The Dispensary (7th ed)/Dedication

From Wikisource
Jump to navigation Jump to search
The Dispensary (7th ed) by Samuel Garth
Dedication to Anthony Henley, Esq.
Dispensary - Fleuron 3.jpg


Anthony Henley, Esq;

A Man of Your Character can no more Prevent a Dedication, than he wou'd Encourage one; for Merit, like a Virgin's Blushes, is still most discover'd, when it labours most to be conceal'd.

'Tis hard, that to think well of You, shou'd be but Justice, and to tell You so, shou'd be an Offence: Thus rather than violate Your Modesty, I must be wanting to Your other Virtues; and to gratifie One good Quality, do wrong to a Thousand.

The World generally measures our Esteem by the Ardour of our Pretences; and will scarce believe that so much Zeal in the Heart, can be consistent with so much Faintness in the Expressions; but when they reflect on Your Readiness to do Good, and Your Industry to hide it; on Your Passion to oblige, and Your Pain to hear it own'd; They'll conclude, that Acknowledgments wou'd be Ungrateful to a Person, who ev'n seems to receive the Obligations he confers.

But tho' I shou'd persuade my self to be silent upon all Occasions; those more Polite Arts, which, 'till of late, have Languish'd and Decay'd, wou'd appear under their present Advantages, and own You for one of their generous Restorers: Insomuch, that Sculpture now Breaths, Painting Speaks, Musick Ravishes; and as You help to refine Our Taste, You distinguish Your Own.

Your Approbation of this Poem, is the only Exception to the Opinion the World has of Your Judgment, that ought to relish nothing so much, as what You Write Your self: But You are resolv'd to forget to be a Critick, by remembring You are a Friend.
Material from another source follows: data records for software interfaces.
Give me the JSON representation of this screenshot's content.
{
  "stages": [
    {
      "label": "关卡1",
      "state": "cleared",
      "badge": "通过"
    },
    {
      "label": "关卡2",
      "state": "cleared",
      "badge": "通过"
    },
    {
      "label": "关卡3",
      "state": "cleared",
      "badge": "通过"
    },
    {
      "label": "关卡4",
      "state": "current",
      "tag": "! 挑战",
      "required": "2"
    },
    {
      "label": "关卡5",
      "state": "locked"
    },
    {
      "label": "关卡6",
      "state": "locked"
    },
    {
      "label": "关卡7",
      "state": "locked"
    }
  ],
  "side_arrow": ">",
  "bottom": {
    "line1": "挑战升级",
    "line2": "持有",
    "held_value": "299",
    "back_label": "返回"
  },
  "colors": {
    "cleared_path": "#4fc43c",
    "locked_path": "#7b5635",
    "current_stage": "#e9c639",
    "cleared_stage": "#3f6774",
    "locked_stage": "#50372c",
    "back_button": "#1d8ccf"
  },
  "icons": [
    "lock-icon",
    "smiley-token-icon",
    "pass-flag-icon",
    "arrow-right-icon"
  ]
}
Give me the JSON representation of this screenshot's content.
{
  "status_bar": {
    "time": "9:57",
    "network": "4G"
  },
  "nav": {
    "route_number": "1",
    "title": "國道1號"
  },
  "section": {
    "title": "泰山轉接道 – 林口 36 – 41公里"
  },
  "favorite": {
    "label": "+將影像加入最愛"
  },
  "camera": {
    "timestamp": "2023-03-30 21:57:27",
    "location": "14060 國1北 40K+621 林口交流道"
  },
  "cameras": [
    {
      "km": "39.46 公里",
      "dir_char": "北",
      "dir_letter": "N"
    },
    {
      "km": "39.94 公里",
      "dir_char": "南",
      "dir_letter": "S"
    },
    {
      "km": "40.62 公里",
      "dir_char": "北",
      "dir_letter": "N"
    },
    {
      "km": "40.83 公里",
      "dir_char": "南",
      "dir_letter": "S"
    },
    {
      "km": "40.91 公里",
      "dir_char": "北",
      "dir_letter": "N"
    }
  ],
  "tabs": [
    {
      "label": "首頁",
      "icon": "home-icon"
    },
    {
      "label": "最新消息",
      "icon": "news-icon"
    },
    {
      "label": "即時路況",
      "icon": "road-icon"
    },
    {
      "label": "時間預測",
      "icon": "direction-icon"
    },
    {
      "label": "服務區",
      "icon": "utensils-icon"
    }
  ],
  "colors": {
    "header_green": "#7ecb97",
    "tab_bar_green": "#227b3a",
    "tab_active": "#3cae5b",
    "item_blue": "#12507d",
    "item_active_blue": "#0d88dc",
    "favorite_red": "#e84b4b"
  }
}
To say more, wou'd be uneasie to You, and to say less, wou'd be unjust in

Your Humble Servant.